The marketing does make the film look like a genuine female comedy like “Girls Trip”. However, it feels more like a comedy-drama about a woman who feels inadequate compared to the other beautiful ladies in the world. It does have some comedic moments as well as a couple of amusing scenes that made me smile, but the humor in its entirety felt more suited for a female audience, which can lead to some forced or bland situations for some people. Despite this, the film has enough tolerable moments to earn itself a spot in the “suitable watch” category. Amy Schumer offered another solid performance as Renee Barrett. Even though she’s far from being the next Queen Latifah, she did fairly well in doing her own thing without always relying on physical humor every few minutes or so. To be honest with you, having Schumer in a film like this does make a lot of sense because like her character, she’s not afraid of throwing herself out there without letting people judge her based on what she looks like. So, she gets a thumbs up from me because of that. Michelle Williams also did well as Avery LeClaire, Renee’s boss. If I were to describe her performance as Avery, I would say that it was…different. Not great, not bad, just…different. You’ll know what I mean when you see it for yourself. As first-time directors, Abby Kohn and Marc Silverstein are no strangers to films like this, especially romantic comedies, which makes them an acceptable choice in delivering a simple storyline filled with relatable messages and enjoyable characters. I was pleased with how it turned out during the first two acts of the film, but then when it got to the final act, that’s where it completely lost me. It’s like finding out that the creamy filling center inside the big, delicious cake didn’t taste as good as you thought it would be. The creamy filling center was the final act of “I Feel Pretty”. The message is still on-the-nose even though it had a cheesy and predictable ending, but the scenes leading up to them were either frustrating or just plain embarrassing. The film also went on a bit longer than it should have mostly because of its uneven pacing during a few scenes.

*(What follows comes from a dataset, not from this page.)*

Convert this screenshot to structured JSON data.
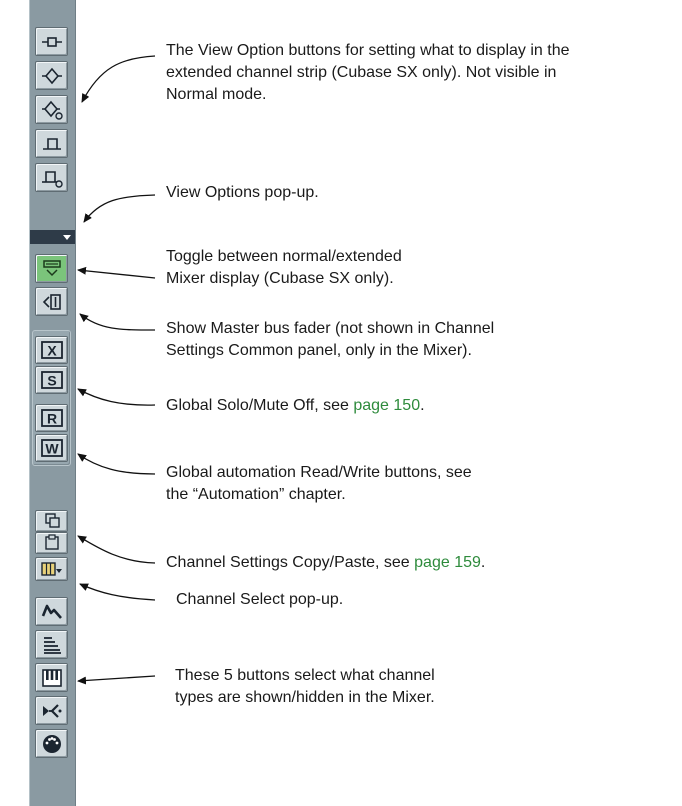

Overall, “I Feel Pretty” lacks a huge confident boost despite an enjoyable performance from Amy Schumer and its tolerable execution on its real-life lessons. It’s an improvement over Schumer’s last comedic effort, “Snatched”, but not enough to lure in people outside of her target audience. If you still feel like seeing it because of its messages, then by all means, go on ahead and see it. It’s not a perfect portrayal of its themes, but that doesn’t mean they’re not important. I believe a lot of women should understand that it’s what’s on the inside that matters the most, and I hope that everyone else understands that too.